My old school, Wanstead High, on the fringes of East London, was one of those admirable grammar schools which provided a first-rate education for able and aspiring working-class kids, many of them from tough-minded Jewish or radical East End backgrounds (it’s now a Specialist College in the Performing Arts). It provided a ladder of opportunity for youngsters like me to reach Oxbridge or other leading universities, on merit. I am eternally grateful.
Every couple of years the surviving members of the 1951 entry class gather for a boozy buffet lunch and nostalgia-fest. Most of us have done well enough — many in teaching, public service or industry (I’m the lone journalist). There is always a lot of teasing, usually good-natured, but often pretty barbed too. This summer I was on the receiving end. No complaints — I have long enjoyed winding up former classmates. But it was the nature of the jibes which hurt. I somehow assumed that we still had views and values in common.
I turned up sporting a T-shirt from the Falklands. “That’s bloody aggressive,” somebody said. “After all, the Falklands belong to Argentina, don’t they?” There seemed to be general agreement. When I said pompously, “I am really shocked that people like us should support aggression by a murderous gang of drunken fascistic, and incidentally anti-Semitic, military dictators, over the democratic wishes of the islanders,” I was regarded with bemusement.
Moving rapidly on, a peacemaker asked who I wrote for now, after a decade with the Daily Mail. “A number of magazines and weeklies, including the Jewish Chronicle,” I replied. Whereupon some bright spark commented cheerfully, “Typical of you to find a publication more fascistic than the Mail.” Set aside the stupid slur on the Mail. I assume the JC’s crime was to give (very critical) support to Israel. I was shocked that a group with roots deep in the East End could so casually smear a mainstream Jewish publication for showing sympathy to the Jewish state.
Then came the killer: “I bet you voted UKIP in May.” “You bet I did,” I replied firmly, though not necessarily truthfully.
“But it has no policies except opposition to Europe and hatred of immigrants.” Much nodding of heads.
I pointed out that my mother’s family was German. My first wife was Greek, my second wife, though British-born, was half-Indian and half-German. “As for official UKIP policies,” I continued, “here are a couple. Renationalisation of the railways — way to the left of Labour. And a grammar school in every city and every town. Just like when we went to school.”

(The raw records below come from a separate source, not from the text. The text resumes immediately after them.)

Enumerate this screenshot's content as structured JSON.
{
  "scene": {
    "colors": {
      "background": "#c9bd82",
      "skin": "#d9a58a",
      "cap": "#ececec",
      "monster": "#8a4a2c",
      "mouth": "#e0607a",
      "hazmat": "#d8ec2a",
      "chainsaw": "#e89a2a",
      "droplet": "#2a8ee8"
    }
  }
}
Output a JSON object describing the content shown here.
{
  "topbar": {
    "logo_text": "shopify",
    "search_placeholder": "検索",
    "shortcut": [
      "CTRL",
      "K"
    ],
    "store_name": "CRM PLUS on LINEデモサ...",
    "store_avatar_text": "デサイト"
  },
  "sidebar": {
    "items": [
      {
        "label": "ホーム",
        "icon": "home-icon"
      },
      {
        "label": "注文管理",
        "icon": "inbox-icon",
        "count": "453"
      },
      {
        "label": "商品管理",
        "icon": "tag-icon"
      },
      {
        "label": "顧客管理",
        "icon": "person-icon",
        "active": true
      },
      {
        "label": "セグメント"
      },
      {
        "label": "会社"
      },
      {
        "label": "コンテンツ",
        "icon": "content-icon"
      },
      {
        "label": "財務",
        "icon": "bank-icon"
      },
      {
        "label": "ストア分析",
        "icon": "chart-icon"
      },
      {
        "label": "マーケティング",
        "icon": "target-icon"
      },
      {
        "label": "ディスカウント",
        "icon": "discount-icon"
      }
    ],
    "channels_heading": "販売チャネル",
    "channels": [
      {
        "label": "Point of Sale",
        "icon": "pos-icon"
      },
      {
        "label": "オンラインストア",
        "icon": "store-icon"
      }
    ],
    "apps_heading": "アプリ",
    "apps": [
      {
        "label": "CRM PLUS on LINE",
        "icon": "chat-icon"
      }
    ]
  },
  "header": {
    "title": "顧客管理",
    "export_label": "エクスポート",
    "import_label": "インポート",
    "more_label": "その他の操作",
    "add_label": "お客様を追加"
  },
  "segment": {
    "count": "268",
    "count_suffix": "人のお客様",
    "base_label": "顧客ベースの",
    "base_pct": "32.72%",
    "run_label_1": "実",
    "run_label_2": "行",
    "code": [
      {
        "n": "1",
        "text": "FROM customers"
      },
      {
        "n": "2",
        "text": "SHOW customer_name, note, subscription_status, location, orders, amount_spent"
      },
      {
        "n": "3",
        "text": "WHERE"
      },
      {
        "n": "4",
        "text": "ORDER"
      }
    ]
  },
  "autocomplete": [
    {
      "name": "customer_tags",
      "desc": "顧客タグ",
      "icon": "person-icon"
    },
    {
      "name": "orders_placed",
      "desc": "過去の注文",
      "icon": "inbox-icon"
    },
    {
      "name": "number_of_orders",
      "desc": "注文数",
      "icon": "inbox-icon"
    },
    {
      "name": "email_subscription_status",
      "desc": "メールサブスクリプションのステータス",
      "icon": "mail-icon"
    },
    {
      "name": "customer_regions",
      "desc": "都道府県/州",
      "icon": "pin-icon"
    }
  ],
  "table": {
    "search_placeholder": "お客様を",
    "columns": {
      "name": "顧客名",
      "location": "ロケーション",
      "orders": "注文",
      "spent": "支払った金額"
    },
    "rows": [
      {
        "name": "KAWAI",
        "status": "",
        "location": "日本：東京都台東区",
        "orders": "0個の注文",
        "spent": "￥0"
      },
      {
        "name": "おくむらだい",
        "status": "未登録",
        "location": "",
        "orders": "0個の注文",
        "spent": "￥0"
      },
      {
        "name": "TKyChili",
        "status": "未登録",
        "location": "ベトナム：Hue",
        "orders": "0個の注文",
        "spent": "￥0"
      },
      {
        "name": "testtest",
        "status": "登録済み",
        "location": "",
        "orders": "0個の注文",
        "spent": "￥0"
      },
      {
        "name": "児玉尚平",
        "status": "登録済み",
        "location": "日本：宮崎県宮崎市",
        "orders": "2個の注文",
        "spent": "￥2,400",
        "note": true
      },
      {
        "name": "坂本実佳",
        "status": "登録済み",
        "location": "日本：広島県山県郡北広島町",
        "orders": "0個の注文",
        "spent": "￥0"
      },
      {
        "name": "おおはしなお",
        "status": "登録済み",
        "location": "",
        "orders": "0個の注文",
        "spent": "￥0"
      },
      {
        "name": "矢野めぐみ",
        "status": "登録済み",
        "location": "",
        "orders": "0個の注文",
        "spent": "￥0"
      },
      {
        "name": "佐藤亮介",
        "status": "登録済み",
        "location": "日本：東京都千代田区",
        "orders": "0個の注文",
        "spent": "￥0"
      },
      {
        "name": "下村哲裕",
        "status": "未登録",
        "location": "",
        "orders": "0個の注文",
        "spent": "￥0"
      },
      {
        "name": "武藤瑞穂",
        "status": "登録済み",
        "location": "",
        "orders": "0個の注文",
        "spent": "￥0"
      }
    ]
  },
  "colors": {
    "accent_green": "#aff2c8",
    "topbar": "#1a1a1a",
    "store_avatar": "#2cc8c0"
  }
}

I am genuinely fond of my schoolmates. I enjoy our get-togethers, I want to stay on the invitation list. But I would love to know how we drifted so far apart